Posted by Adam on April 23, 2001, at 11:18:06
In reply to selegiline for depression, posted by matze on April 20, 2001, at 12:46:47
Sad to say, don't have a lot of time to post at the moment. But...
I have done very well on selegiline. I have been pretty much depression-free (at least by my standards) for about a year and a half. Prior to that, I was severely depressed, probably my whole life. It got worse as I got older, and six months before trying selegiline, I had to be hospitalized (though the reasons for that little episode are probably a bit complex).
Anyway, as others have mentioned, I first tried selegiline as a participant in a clinical trial of the Selegiline Transdermal System (SDS) for major depression. Many here, including myself, have fondly referred to the SDS as "the patch". I had a HAM-D score in the mid-to-high twenties going into the study, which went down to about six once I had a robust response. In my case, the antidepressant effect was fast, and highly efficacious. Your milage may vary, as they say.
The patch is currently not available for marketing. I hope it will be soon, but have no idea when. The date which the investigators running the trial had hoped for approval has long past, which fits my prediction that the much-anticipated time is still well in our future, if it comes at all. The benefits of the patch are many, but include more even and sustained dosing, a reduction in metabolite levels (the metabolites include the "left-hand" versions of methamphetamine and amphetamine, which are about an order of magnitude weaker than their "right-hand" isomers), and a greater blood level of the parent compound per dose, due to the avoidance of "first-pass" matabolism in the GI tract. Perhaps the most significant benefit of the patch to most users may be the lack of dietary restrictions at a dose effective for major depression in at least some patients.
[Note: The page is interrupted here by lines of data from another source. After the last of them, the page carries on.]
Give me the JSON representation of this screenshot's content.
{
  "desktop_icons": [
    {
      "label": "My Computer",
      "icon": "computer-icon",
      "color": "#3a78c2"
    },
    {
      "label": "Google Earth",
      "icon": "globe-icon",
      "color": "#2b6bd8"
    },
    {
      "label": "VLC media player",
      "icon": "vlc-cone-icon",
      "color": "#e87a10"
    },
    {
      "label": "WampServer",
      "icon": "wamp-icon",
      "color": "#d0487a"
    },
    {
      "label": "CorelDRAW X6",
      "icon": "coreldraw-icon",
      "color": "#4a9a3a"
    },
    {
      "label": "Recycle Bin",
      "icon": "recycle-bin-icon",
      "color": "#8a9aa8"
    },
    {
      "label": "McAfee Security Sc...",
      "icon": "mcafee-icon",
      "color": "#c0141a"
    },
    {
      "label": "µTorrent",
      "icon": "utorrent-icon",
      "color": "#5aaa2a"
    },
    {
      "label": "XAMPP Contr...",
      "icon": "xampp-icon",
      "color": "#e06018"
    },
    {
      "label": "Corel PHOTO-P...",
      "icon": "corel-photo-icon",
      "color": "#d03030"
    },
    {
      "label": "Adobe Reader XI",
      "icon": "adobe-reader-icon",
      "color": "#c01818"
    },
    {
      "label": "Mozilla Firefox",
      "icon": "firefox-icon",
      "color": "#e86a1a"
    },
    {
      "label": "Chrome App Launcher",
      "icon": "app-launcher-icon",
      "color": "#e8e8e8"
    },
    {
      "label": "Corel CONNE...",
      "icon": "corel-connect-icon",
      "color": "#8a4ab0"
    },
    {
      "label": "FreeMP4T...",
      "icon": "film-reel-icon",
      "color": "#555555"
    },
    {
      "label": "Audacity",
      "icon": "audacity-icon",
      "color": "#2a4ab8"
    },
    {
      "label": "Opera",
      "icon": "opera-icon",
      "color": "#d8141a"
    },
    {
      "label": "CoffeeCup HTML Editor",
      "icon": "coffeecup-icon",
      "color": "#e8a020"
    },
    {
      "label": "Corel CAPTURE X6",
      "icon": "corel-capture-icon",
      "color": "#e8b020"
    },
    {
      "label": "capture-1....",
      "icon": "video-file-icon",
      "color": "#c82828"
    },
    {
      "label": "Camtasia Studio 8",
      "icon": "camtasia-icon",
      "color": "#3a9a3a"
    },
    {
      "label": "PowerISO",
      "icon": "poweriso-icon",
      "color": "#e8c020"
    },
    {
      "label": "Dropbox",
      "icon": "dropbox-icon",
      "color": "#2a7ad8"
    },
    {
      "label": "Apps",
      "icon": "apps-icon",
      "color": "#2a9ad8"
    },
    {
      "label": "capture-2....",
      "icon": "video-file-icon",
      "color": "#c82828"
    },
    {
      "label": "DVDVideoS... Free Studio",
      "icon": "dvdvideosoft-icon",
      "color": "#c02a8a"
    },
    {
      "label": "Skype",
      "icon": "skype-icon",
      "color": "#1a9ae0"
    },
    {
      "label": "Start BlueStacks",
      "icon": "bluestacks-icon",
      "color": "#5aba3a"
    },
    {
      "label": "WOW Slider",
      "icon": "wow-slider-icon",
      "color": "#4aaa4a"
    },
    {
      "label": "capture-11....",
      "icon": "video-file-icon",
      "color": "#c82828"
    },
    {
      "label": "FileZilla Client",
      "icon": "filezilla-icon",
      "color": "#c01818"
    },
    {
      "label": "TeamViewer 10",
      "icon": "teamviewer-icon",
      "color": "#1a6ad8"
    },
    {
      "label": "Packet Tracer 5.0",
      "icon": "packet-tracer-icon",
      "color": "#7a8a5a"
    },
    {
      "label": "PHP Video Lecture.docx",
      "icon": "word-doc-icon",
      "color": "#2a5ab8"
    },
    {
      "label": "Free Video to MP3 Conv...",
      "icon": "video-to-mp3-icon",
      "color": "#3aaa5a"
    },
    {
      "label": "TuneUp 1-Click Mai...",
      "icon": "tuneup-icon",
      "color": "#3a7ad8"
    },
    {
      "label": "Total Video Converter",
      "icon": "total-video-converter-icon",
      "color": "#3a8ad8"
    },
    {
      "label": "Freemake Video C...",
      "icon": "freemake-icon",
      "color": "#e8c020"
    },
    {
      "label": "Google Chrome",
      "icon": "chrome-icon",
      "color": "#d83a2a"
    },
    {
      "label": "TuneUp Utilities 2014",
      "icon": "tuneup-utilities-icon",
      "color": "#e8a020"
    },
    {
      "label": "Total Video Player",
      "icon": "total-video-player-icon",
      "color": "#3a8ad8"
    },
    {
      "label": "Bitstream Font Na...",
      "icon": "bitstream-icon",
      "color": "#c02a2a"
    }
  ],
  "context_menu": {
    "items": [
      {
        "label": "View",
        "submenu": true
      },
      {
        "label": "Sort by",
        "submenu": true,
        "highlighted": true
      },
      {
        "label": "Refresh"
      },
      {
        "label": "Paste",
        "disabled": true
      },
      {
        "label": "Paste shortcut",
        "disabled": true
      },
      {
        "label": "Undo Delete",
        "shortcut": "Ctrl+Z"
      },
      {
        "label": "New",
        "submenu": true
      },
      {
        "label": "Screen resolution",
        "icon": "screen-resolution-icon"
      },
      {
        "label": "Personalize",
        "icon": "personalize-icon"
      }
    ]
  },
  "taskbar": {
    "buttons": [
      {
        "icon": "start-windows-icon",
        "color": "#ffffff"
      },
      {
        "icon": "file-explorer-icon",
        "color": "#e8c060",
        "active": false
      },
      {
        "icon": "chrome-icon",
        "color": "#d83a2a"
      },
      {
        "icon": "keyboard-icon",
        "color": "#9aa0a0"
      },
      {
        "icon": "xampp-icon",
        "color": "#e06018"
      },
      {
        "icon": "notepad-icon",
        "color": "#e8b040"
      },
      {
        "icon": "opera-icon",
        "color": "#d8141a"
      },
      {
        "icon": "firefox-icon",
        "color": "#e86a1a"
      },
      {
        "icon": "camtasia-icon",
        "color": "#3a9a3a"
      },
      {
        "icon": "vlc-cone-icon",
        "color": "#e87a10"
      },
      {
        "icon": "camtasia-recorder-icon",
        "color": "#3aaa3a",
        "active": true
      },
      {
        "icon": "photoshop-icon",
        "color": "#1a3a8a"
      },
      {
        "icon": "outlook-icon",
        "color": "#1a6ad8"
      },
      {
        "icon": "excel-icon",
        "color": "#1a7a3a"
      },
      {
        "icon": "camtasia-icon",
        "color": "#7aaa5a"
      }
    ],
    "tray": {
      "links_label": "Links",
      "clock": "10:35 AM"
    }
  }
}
I took "the patch" at 20mg/day. After the trial was over, I moved eventually to 30mg/day orally, and I'm still doing well, as I mentioned above. I do find insomnia to be more of a problem on the oral form, though I did have this difficulty also on the patch. On this dose, I have to observe drug and diet restrictions. The former I am scrupulous about, the latter...well, I cheat quite a bit, and seem to be OK, though I never go overboard - no fondue for me, though I'll sneak a slice or two of pizza (not gourmet, but the mass-produced, pseudo-imitation-rubberized-faux-mozzarella-topped variety) now and then. The fact I am on a relatively low dose (for depression) may have something to do with my ability to be all right without draconian diet restrictions. My guess is there's a little room for error when you're on an MAOI. Stay away from the forbidden drugs, though!
As I said, I'm on a relatively low dose for depression. The common dose ranges for that indication that I have seen have been 30 or 40 to 60 (or higher) mg/day, usually split into two doses, morning and afternoon, to avoid too many sleep problems.
I think many people who have done well on one MAOI might do well on selegiline, and it should be just as useful for refractory patients who have failed other first and second-line treatments as the other MAOIs, though the best drug for each person can only be found by trial and error. If one had to pick another MAOI on the market that selegiline is similar to, it might be Parnate (tranylcypromine), which also has some stimulant properties. Its generally thought that Nardil and Marplan (phenelzine and isocarboxazid) are better for those with anxiety and depression, especially the dual diagnosis of depression and social phobia, while Parnate is a better fit for those with "anergic" symptoms. All MAOIs are said to be good for those with "atypical" depressions, characterized by symptoms like mood-reactivity and severe rejection sensitivity.
The truth, of course, is that these are only broad guidelines, with no hard and fast rules for which drug is best for whom. I think selegiline is a good choice for anyone with depression, and (as I have experienced) has fairly mild side-effects at efficacious doses. However, the other MAOIs are also worth a try, if you haven't already given them a go. Some doctors prefer to use the more "tried and true" antidepressants (selegiline isn't approved as a treatment for depression, and is only used so as an "off-label" therapy - some doctors have never used it in their practice as a result), and its true that the older MAOIs have a richer history to draw from to inform your doctor's decisions.
All that said, I went through many different drugs, with little or no success, before I found selegiline. I wish someone suggested it, or another MAOI, a long time ago. I think many doctors are too reticent to use the MAOIs. They do have their hazards, but the benefits, as far as I'm concerned, far outweigh them, if they prove effective for an individual.
Best of luck to you!
> Is there anyone, who had success with selegiline for the treatment of major depression or dysthymia?
> What doses of selegiline are effective?
> Thanks for response